The Silent Place

A myth of the Elven Folk, derived from the Red Book, as translated by J. R. R. Tolkien

'Deep they delved us, fair they wrought us, high they builded us; but they are gone'.

Legolas, of the stones of Eregion, "The Fellowship of the Ring"

Deep in the sea, past the hidden islands, within sight of Tol Eressea but not yet upon the shores of Middle Earth, there is land. They call it the Silent Place.

Many mariners have seen it from afar in their travels, for while it is a small island, it is tall, as if a mountain was drowned under the ocean's waves and now only the tip shows through. But a mighty mountain it was, its base wide a city, the stones at its head aspiring towards the sky as before had only crafted stones. The top is bare now, not even flowers grow there, nor grass or trees, and the birds do not visit the Silent Place. It is large enough for a single mariner to stand atop it, look out and see the lights of the Lonely Isle or of the Gray Havens so far away, one man, and no more.

The Elven ships that sail the Straight Path go past it often, and their passengers point at it and tell tales of its origins. They say it is a fragment left of Tol Eressea long ago when Osse struggled with Ulmo to stop the theft of his island. They say it is a sign to mark the beginning of the Straight Path. They say it was once a place where there was a bridge of land from Aman to Endor, and thereupon marched the hosts in the last War of Beleriand.

They say many things of the Silent Place, where no bird sings and no fish swim in the surrounding water, and no flowers grow.

They can never be sure, for they can never go near it.

None are sure why that is so, for there are many reasons. Sometimes the sea would rise and rage and drive the ship away, jealously guarding its old, lovely secrets. At times a wind would rise and puff the sails, banishing the curious far beyond return. Sometimes the very bottom of the sea would tremble, and the earth would make currents and waves, and keep the Silent Place forever out of reach.

Sometimes, some say, the stars themselves would dim, and in the scarce light, the Silent Place would be none but a shade in the distance, a beautiful ghost form never where one thinks to look.

None had been there, to stand atop the Silent Place, alone under the open sky, and strain their eyes to see the snowy peak of Taniquetil and the glimmer of light from Tirion the Fair.

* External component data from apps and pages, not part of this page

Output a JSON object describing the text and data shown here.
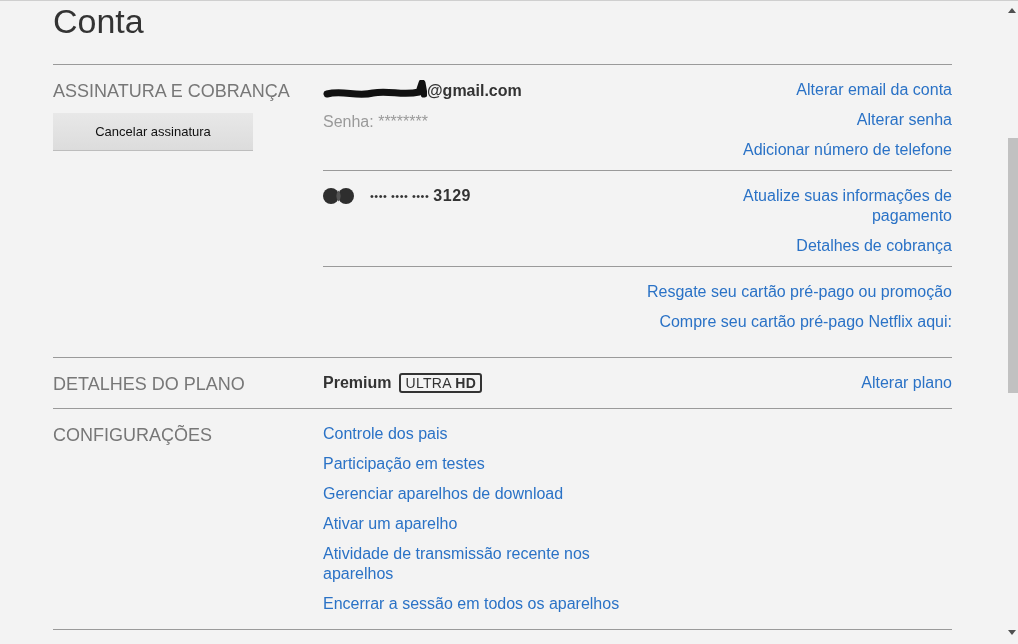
{
  "page": {
    "title": "Conta"
  },
  "sections": [
    {
      "kind": "membership",
      "heading": "ASSINATURA E COBRANÇA",
      "button": "Cancelar assinatura",
      "blocks": [
        {
          "kind": "account",
          "email": "@gmail.com",
          "password": "Senha: ********",
          "links": [
            "Alterar email da conta",
            "Alterar senha",
            "Adicionar número de telefone"
          ]
        },
        {
          "kind": "payment",
          "card_mask": "•••• •••• ••••",
          "card_last_digits": "3129",
          "links": [
            "Atualize suas informações de pagamento",
            "Detalhes de cobrança"
          ]
        },
        {
          "kind": "gift",
          "links": [
            "Resgate seu cartão pré-pago ou promoção",
            "Compre seu cartão pré-pago Netflix aqui:"
          ]
        }
      ]
    },
    {
      "kind": "plan",
      "heading": "DETALHES DO PLANO",
      "plan": "Premium",
      "badge": "ULTRA **HD**",
      "links": [
        "Alterar plano"
      ]
    },
    {
      "kind": "settings",
      "heading": "CONFIGURAÇÕES",
      "links": [
        "Controle dos pais",
        "Participação em testes",
        "Gerenciar aparelhos de download",
        "Ativar um aparelho",
        "Atividade de transmissão recente nos aparelhos",
        "Encerrar a sessão em todos os aparelhos"
      ]
    }
  ]
}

It is unreachable, the Silent Place – unfathomable, unquestionable, fleeting and firm, rocky and eternal, and newborn and frail against the sky, and silent.

There is a legend among the old mariners of the Quendi, who sail away now with their kin even as Men's dominion fast approaches, that once there was a great land of Men where the Silent Place now stands. They say it is greater than any kingdom now upon Middle Earth, aye, greater even than Gondolin in her splendor and Menegroth in her might. Great, they say, as Tirion upon Tuna in the lightened days, beautiful and rich, and immortal as the Blessed Realm, even as its people were not.

They say, the sages, that a wave came and swallowed it up, in ruination and rage, as the rage of the Black Foe crashed upon the Noldor in Beleriand so long ago, in days even their old memories do not reach.

They say, the sages, and sing of it, but none of the Eldar tales the tale anymore to the passengers and the sky, for they are gone, and the wind whispers it in their stead.

They have lived here, they have labored here, they have loved here, and they are gone.

So that only legends remain of the Silent Place, where the sky was always open above. And the old men say to their grandchildren that once in that great immortal kingdom of mortals, Men climbed atop that mountain that now the ocean embraced, and looked up to the sky and the stars and the sun, and thanked in their heart to the Creator whom they loved for making them. The open sky, the shining night, the endless sea, and the mountain.

They say, and the wind says, that it is He who guards it yet, that His servants do His bidding, to keep the Silent Place, and let not even the Firstborn touch its firm ground. For He remembers those who looked up to the sky, and loves them still, and their tale, and their mountain. That He loves them, and their mountain stands even if they are gone, for they have stood there, and they have wondered there, and they loved there, and they are gone.

And none else, they say, shall step upon it, for memory of love.

But the Silent Place is silent, and it tells no tales, and it merely stands there firm and silent, no flowers growing, no trees growing, no birds singing, no Elves singing. Silent and bare, strong stones and open sky, even beyond the changing of the world.